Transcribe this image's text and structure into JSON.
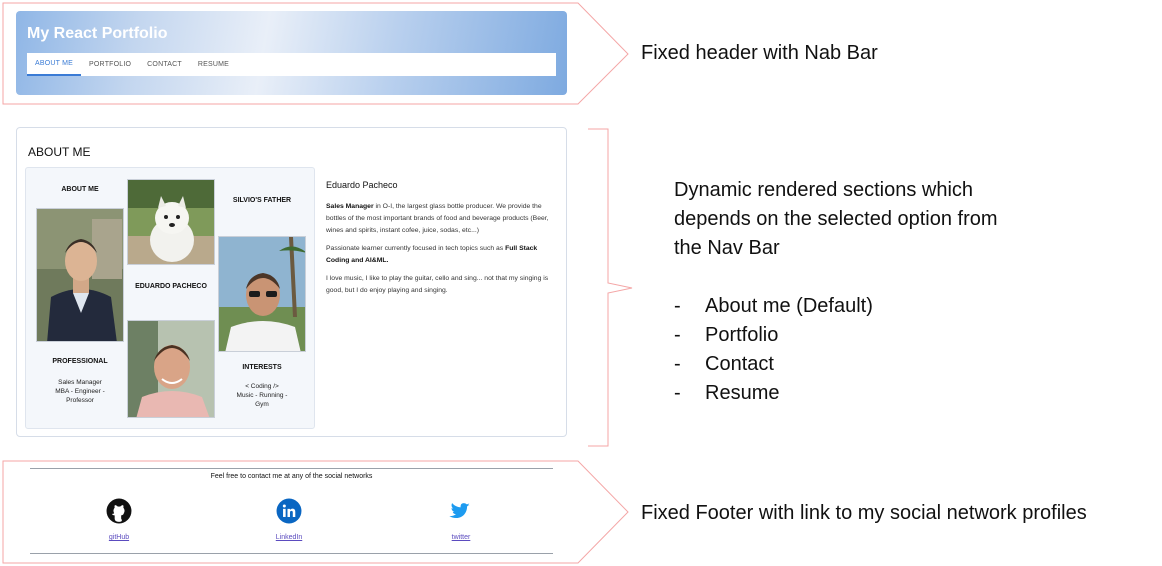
{
  "header": {
    "title": "My React Portfolio",
    "nav": [
      "ABOUT ME",
      "PORTFOLIO",
      "CONTACT",
      "RESUME"
    ],
    "active_index": 0
  },
  "about": {
    "section_title": "ABOUT ME",
    "collage": {
      "about_label": "ABOUT ME",
      "father_label": "SILVIO'S FATHER",
      "name_label": "EDUARDO PACHECO",
      "professional_label": "PROFESSIONAL",
      "professional_text": [
        "Sales Manager",
        "MBA   -   Engineer   -",
        "Professor"
      ],
      "interests_label": "INTERESTS",
      "interests_text": [
        "< Coding />",
        "Music   -   Running   -",
        "Gym"
      ]
    },
    "bio": {
      "name": "Eduardo Pacheco",
      "p1_bold": "Sales Manager",
      "p1_rest": " in O-I, the largest glass bottle producer. We provide the bottles of the most important brands of food and beverage products (Beer, wines and spirits, instant cofee, juice, sodas, etc...)",
      "p2_start": "Passionate learner currently focused in tech topics such as ",
      "p2_bold": "Full Stack Coding and AI&ML.",
      "p3": "I love music, I like to play the guitar, cello and sing... not that my singing is good, but I do enjoy playing and singing."
    }
  },
  "footer": {
    "tagline": "Feel free to contact me at any of the social networks",
    "links": [
      {
        "label": "gitHub",
        "icon": "github-icon"
      },
      {
        "label": "LinkedIn",
        "icon": "linkedin-icon"
      },
      {
        "label": "twitter",
        "icon": "twitter-icon"
      }
    ]
  },
  "annotations": {
    "header_note": "Fixed header with Nab Bar",
    "section_note_lines": [
      "Dynamic rendered sections which",
      "depends on the selected option from",
      "the Nav Bar"
    ],
    "section_options": [
      "About me (Default)",
      "Portfolio",
      "Contact",
      "Resume"
    ],
    "footer_note": "Fixed Footer with link to my social network profiles"
  },
  "colors": {
    "accent": "#3a7bd5",
    "callout": "#f4a6a6",
    "link": "#5b4bbf",
    "linkedin": "#0a66c2",
    "twitter": "#1d9bf0"
  }
}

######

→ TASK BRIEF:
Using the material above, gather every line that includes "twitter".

→ SOLUTION TO THIS EXERCISE:
        "label": "twitter",
        "icon": "twitter-icon"
    "twitter": "#1d9bf0"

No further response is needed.